Leap Stone (August 27, 2009)




Stonereport: How has the economic downturn affected your business?

Gary Distelhorst: The U.S. stone industry is not immune to the global economic downturn. A spot survey of Marble Institute members suggests that nearly all of our member stone companies have experienced a dip in their business, which has forced most companies to tighten their belts. In fact, nearly three out of four members surveyed told us they have delayed capital investments like new machinery purchases. Many have also been forced to reduce staff.

Stonereport: How much impact has there been on machinery purchases?
Gary Distelhorst: As with every industry, our members are delaying new machinery purchases. The U.S. stone industry has significantly upgraded its technology in the past few years to improve efficiency and productivity. With the economic slowdown, our members seem comfortable using their existing machinery, or if planning to replace machinery are first investigating used equipment on the market (of which there is a huge amount). A spot survey of members suggests that about four in 10 have delayed all machinery purchases, and 85 percent have delayed at least some purchases.

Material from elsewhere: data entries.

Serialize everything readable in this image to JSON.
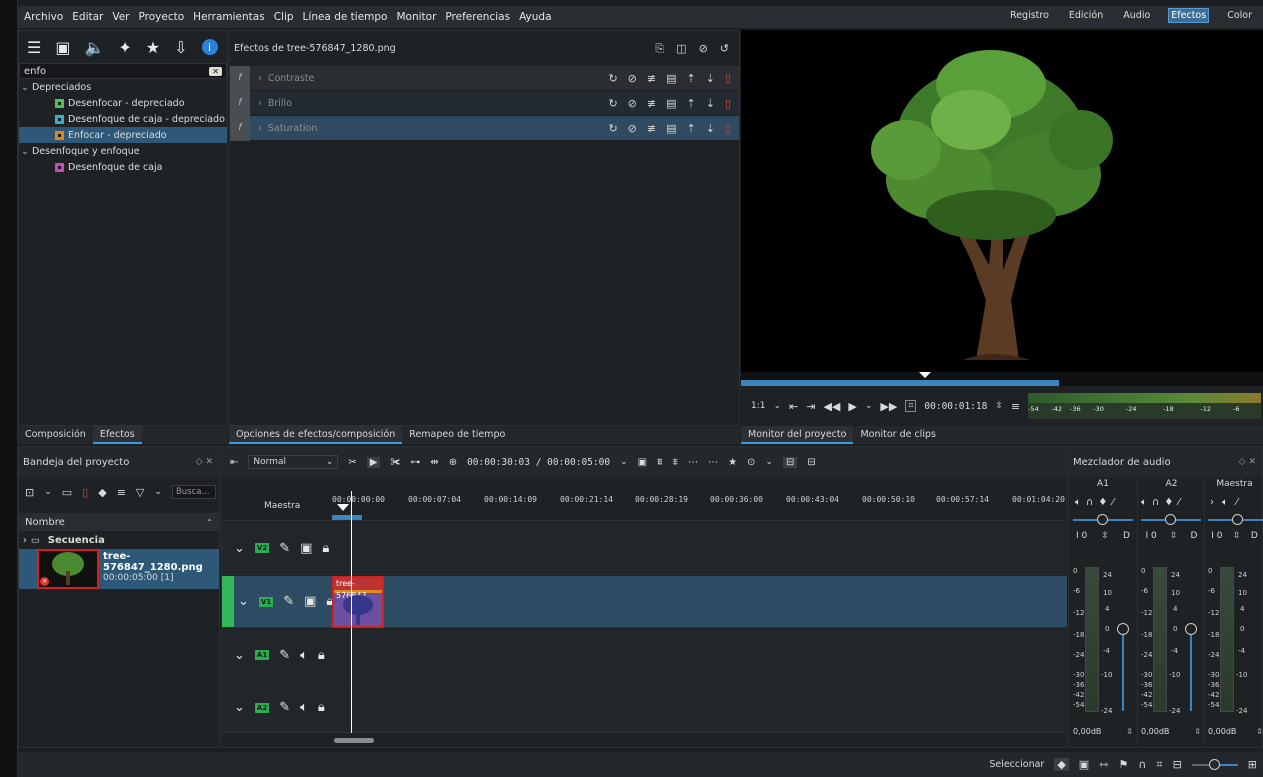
{
  "menu": [
    "Archivo",
    "Editar",
    "Ver",
    "Proyecto",
    "Herramientas",
    "Clip",
    "Línea de tiempo",
    "Monitor",
    "Preferencias",
    "Ayuda"
  ],
  "layouts": {
    "items": [
      "Registro",
      "Edición",
      "Audio",
      "Efectos",
      "Color"
    ],
    "active": "Efectos"
  },
  "effects_list": {
    "search_value": "enfo",
    "categories": [
      {
        "label": "Depreciados",
        "items": [
          {
            "label": "Desenfocar - depreciado",
            "color": "#49c54f"
          },
          {
            "label": "Desenfoque de caja - depreciado",
            "color": "#3ab0c0"
          },
          {
            "label": "Enfocar - depreciado",
            "color": "#e0871c"
          }
        ]
      },
      {
        "label": "Desenfoque y enfoque",
        "items": [
          {
            "label": "Desenfoque de caja",
            "color": "#c64ac0"
          }
        ]
      }
    ],
    "tabs": [
      "Composición",
      "Efectos"
    ]
  },
  "effect_stack": {
    "title": "Efectos de tree-576847_1280.png",
    "effects": [
      {
        "label": "Contraste"
      },
      {
        "label": "Brillo"
      },
      {
        "label": "Saturation"
      }
    ],
    "tabs": [
      "Opciones de efectos/composición",
      "Remapeo de tiempo"
    ]
  },
  "monitor": {
    "zoom": "1:1",
    "timecode": "00:00:01:18",
    "vu_labels": [
      "-54",
      "-42",
      "-36",
      "-30",
      "-24",
      "-18",
      "-12",
      "-6"
    ],
    "tabs": [
      "Monitor del proyecto",
      "Monitor de clips"
    ]
  },
  "bin": {
    "title": "Bandeja del proyecto",
    "search_placeholder": "Busca...",
    "column": "Nombre",
    "folder": "Secuencia",
    "clip_name": "tree-576847_1280.png",
    "clip_duration": "00:00:05:00 [1]"
  },
  "timeline": {
    "mode": "Normal",
    "timecode": "00:00:30:03 / 00:00:05:00",
    "master_label": "Maestra",
    "ruler": [
      "00:00:00:00",
      "00:00:07:04",
      "00:00:14:09",
      "00:00:21:14",
      "00:00:28:19",
      "00:00:36:00",
      "00:00:43:04",
      "00:00:50:10",
      "00:00:57:14",
      "00:01:04:20"
    ],
    "tracks": [
      {
        "name": "V2"
      },
      {
        "name": "V1"
      },
      {
        "name": "A1"
      },
      {
        "name": "A2"
      }
    ],
    "clip_label": "tree-576847"
  },
  "mixer": {
    "title": "Mezclador de audio",
    "channels": [
      "A1",
      "A2",
      "Maestra"
    ],
    "db_values": [
      "0,00dB",
      "0,00dB",
      "0,00dB"
    ],
    "scale": [
      "0",
      "-6",
      "-12",
      "-18",
      "-24",
      "-30",
      "-36",
      "-42",
      "-54"
    ],
    "right_scale": [
      "24",
      "10",
      "4",
      "0",
      "-4",
      "-10",
      "-24"
    ],
    "io_label": "I 0"
  },
  "status": {
    "select_label": "Seleccionar"
  }
}
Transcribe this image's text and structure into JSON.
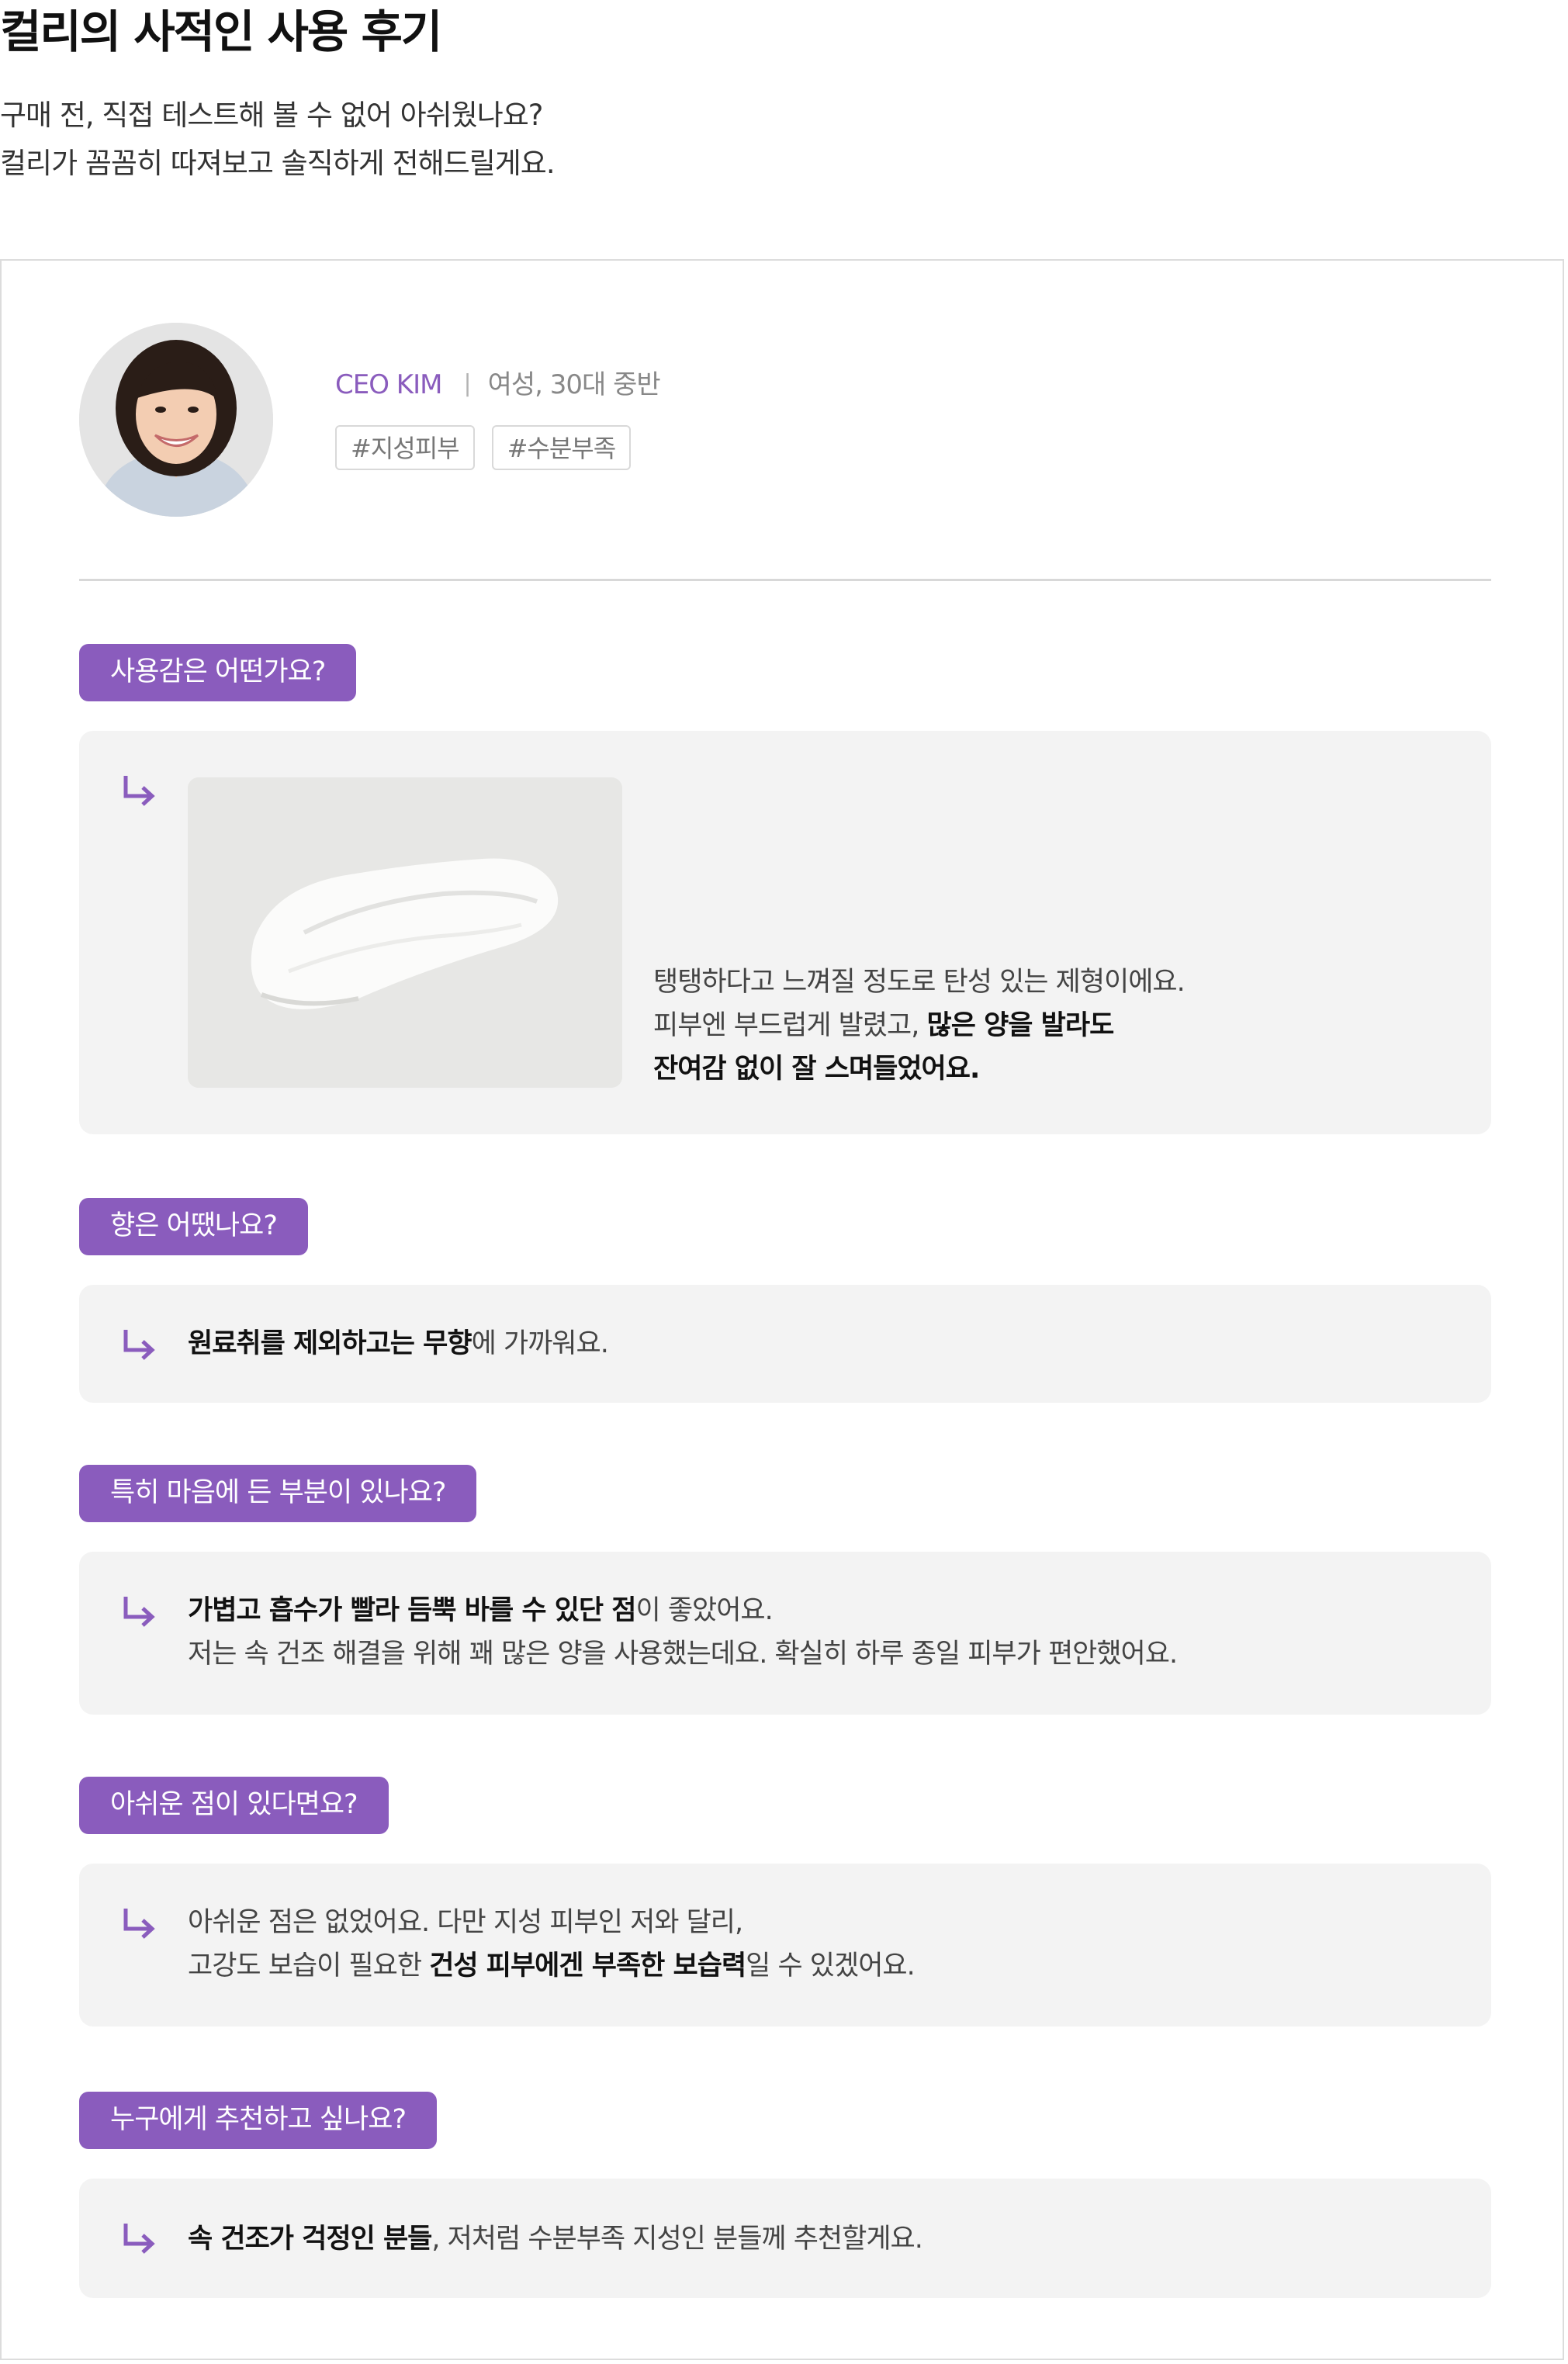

Stonereport: When will the crisis end?
Gary Distelhorst: Our spot survey suggests that two out of three members believe the economy will improve next year. Obviously, a lot of our industry’s business depends on new-home construction. There are signs of improvement, but it’s too early to tell whether increased construction will be sustained. There is also the issue of a huge inventory of previously built, but unsold, new homes. In the future, newly constructed homes in the U.S. will be both more efficient and smaller.

Stonereport: What can machinery manufacturers do to help he industry?
Gary Distelhorst: Not surprisingly, nearly four out of 10 members we surveyed suggested that machinery manufacturers can help the industry by lowering costs of their equipment. But we thought it was interesting that 14 percent told us that machinery manufacturers could help the industry by providing financing for equipment purchases – and another 11 percent said machinery manufacturers should focus on making equipment more efficient.

Stonereport: What will the stone world look like after the crisis?
Gary Distelhorst: There will be somewhere in the neighborhood of 40% - 60% fewer fabrication shops, but those that remain will be more efficient and of generally higher quality, with generally higher business acumen. The industry should be stronger, but the “good old days” of 2005 and 2006 are gone forever, and natural stone fabricators will have to adjust by fabricating other materials, including engineered stone, etc. There will also be a growing commitment to customer choice and customer service.

Stonereport: How are the machinery manufacturers reacting to this change?
Gary Distelhorst: From the vantage point of the U.S. fabrication industry, it appears that the better machinery manufacturers are taking advantage of the downturn by improving machinery technology, offering better training, and are not flooding the market used heavy-handed sales tactics. Some U.S. manufacturers are aggressively trying to get the glut of used machinery out of the marketplace by actually trying to facilitate sales of such machinery.